[Opening TASK INPUTS section]

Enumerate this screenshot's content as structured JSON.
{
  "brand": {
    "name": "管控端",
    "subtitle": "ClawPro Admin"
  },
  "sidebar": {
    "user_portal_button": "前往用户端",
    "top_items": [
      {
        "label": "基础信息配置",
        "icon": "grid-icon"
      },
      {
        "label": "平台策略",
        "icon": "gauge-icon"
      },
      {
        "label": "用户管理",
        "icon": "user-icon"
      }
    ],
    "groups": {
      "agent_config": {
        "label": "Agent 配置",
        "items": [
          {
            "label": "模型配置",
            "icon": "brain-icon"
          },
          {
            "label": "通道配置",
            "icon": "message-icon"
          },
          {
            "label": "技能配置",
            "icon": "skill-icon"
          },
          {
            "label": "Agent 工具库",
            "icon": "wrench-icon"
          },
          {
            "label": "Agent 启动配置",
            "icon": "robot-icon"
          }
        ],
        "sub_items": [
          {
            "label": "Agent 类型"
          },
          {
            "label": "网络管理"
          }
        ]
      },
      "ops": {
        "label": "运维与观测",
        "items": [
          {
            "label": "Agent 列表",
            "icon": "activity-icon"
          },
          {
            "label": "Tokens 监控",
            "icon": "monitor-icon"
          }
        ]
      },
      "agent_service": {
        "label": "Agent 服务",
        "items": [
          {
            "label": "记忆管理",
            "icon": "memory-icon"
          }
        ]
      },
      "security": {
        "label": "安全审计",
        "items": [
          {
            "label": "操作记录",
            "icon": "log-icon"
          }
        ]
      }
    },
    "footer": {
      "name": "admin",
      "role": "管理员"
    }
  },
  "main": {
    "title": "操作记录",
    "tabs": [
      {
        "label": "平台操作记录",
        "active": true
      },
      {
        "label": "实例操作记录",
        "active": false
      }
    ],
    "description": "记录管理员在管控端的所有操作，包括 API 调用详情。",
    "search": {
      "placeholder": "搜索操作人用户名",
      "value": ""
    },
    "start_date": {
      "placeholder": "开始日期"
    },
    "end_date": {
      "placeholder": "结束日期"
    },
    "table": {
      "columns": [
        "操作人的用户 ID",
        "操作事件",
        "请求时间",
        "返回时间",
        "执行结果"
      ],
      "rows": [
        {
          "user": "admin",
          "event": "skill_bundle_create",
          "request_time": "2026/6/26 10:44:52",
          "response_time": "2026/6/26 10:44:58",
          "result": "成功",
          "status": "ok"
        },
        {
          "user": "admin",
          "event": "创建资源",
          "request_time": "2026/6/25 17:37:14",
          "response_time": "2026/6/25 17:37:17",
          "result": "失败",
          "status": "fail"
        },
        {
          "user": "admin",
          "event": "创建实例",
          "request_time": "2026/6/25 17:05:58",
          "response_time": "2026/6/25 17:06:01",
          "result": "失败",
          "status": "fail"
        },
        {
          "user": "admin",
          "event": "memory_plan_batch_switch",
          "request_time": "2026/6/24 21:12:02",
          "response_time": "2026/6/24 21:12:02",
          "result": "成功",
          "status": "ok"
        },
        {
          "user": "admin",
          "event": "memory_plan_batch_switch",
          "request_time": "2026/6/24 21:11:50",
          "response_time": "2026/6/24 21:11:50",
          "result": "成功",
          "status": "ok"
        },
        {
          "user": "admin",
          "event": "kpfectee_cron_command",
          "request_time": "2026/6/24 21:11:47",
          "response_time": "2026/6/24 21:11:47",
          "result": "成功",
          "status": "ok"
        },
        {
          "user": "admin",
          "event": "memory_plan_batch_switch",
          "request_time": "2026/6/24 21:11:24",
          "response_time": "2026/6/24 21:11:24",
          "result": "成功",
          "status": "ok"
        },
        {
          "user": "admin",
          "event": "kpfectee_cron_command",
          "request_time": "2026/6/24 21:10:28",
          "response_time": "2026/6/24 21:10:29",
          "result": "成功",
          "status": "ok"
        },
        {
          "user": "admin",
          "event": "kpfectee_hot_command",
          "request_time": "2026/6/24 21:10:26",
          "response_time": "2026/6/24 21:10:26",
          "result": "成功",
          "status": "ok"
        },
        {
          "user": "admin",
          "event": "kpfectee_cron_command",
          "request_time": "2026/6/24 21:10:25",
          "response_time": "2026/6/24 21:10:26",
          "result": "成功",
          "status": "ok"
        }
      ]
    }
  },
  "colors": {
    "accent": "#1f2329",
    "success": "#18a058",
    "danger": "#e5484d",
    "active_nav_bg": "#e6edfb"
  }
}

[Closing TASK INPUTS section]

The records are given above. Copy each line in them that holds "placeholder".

(RESULT FOR THIS TASK):
      "placeholder": "搜索操作人用户名",
      "placeholder": "开始日期"
      "placeholder": "结束日期"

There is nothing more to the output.